:: WHAT IS EXPECTED ::
In the entries below, how many lines contain the word "image"? State the number and nothing more.

:: Entries from a dataset of interfaces ::
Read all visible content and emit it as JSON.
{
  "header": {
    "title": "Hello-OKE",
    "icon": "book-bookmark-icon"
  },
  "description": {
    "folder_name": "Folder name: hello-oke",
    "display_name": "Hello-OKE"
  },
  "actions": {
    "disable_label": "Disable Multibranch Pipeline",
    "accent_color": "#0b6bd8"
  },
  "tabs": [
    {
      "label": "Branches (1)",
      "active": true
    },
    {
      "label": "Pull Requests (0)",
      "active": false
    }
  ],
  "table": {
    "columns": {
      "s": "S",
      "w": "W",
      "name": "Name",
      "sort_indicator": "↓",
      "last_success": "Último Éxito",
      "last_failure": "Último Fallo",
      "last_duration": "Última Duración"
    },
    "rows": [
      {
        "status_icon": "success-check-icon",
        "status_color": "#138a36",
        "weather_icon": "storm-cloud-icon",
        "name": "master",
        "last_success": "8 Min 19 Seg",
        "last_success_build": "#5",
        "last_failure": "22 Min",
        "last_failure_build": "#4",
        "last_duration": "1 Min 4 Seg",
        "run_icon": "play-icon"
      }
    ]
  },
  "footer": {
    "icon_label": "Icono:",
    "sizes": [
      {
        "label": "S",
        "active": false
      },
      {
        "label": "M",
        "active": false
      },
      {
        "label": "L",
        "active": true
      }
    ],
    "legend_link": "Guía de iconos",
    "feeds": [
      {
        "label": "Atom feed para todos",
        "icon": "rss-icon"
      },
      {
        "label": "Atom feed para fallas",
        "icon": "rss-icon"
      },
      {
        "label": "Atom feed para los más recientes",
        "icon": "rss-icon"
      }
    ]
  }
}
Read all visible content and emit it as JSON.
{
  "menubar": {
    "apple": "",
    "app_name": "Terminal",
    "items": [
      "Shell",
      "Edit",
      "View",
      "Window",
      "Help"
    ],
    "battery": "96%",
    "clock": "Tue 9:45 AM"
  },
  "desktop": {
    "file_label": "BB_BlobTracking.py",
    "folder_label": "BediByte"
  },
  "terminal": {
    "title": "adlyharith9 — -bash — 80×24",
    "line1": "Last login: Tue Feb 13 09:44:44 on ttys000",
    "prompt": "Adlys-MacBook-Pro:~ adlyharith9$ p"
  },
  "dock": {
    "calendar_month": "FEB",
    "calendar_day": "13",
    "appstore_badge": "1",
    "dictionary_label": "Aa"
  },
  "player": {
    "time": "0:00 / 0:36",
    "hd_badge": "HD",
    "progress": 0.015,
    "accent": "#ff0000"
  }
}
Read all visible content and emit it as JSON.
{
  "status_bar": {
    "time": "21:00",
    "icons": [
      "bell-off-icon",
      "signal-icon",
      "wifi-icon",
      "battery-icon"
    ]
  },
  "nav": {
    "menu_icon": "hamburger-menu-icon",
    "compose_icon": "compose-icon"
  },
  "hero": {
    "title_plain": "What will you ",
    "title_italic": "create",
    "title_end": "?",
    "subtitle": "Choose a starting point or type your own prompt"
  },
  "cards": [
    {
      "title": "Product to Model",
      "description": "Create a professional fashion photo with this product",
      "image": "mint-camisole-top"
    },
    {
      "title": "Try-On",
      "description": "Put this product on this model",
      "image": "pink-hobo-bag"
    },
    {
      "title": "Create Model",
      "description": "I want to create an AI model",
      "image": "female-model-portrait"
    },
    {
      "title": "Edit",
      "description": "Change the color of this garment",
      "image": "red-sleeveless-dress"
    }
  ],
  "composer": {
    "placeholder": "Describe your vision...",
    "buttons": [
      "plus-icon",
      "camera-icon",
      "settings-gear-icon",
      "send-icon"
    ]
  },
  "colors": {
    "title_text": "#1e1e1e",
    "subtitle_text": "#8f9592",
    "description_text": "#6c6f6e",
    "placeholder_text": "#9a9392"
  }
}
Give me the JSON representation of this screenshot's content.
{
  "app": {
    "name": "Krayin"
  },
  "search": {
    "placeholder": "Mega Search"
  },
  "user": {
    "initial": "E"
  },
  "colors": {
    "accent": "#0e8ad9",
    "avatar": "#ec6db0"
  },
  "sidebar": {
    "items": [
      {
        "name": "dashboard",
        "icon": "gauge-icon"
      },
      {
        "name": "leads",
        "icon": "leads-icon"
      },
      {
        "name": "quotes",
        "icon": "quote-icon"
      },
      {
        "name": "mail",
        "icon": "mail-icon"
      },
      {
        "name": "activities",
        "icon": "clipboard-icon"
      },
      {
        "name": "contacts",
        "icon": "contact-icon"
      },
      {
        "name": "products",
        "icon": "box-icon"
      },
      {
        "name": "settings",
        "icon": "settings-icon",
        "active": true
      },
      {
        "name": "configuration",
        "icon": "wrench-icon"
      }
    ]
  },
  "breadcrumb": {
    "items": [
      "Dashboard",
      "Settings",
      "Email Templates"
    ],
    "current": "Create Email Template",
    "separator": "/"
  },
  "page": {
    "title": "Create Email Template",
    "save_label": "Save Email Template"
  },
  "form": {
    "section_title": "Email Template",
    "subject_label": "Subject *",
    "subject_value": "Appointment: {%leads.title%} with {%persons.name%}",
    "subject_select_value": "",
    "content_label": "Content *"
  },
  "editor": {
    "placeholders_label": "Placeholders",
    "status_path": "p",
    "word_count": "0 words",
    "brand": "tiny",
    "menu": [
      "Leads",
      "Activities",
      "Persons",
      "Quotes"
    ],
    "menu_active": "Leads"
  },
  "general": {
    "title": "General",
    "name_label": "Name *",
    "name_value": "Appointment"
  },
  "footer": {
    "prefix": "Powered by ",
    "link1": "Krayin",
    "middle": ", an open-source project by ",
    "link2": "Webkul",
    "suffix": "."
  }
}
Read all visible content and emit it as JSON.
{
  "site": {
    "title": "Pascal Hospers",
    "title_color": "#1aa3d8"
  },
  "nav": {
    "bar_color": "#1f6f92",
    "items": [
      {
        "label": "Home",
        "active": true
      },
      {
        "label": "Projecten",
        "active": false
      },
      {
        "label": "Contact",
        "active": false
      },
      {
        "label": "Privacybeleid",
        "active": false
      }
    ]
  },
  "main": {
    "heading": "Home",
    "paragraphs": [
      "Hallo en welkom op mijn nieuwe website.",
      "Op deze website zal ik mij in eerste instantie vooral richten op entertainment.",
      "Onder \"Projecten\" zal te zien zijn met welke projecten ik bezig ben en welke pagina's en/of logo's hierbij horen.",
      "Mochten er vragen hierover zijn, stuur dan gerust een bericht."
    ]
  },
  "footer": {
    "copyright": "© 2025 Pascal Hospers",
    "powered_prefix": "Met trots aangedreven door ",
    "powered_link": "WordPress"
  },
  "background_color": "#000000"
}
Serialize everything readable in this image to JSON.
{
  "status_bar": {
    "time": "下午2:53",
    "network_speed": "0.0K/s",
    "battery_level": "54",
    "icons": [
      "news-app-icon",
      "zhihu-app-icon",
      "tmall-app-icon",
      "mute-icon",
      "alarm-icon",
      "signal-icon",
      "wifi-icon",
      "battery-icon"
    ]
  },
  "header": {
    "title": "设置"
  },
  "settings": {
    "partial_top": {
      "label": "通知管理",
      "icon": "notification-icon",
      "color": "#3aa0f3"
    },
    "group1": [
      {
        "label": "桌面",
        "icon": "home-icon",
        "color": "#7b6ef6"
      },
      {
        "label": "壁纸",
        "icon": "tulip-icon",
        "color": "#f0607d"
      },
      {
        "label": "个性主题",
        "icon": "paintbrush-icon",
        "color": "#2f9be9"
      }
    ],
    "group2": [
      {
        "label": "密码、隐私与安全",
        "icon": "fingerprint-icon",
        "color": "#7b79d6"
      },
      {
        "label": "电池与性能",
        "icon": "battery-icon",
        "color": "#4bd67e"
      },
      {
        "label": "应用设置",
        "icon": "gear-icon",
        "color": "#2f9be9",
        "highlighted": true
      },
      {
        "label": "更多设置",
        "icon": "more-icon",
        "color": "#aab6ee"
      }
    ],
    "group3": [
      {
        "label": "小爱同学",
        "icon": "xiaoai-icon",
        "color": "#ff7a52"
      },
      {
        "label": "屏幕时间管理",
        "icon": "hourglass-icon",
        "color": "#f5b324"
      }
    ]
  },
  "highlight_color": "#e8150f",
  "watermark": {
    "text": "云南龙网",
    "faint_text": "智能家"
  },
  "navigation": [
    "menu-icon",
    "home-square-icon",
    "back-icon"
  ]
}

:: RESPONSE AREA ::
5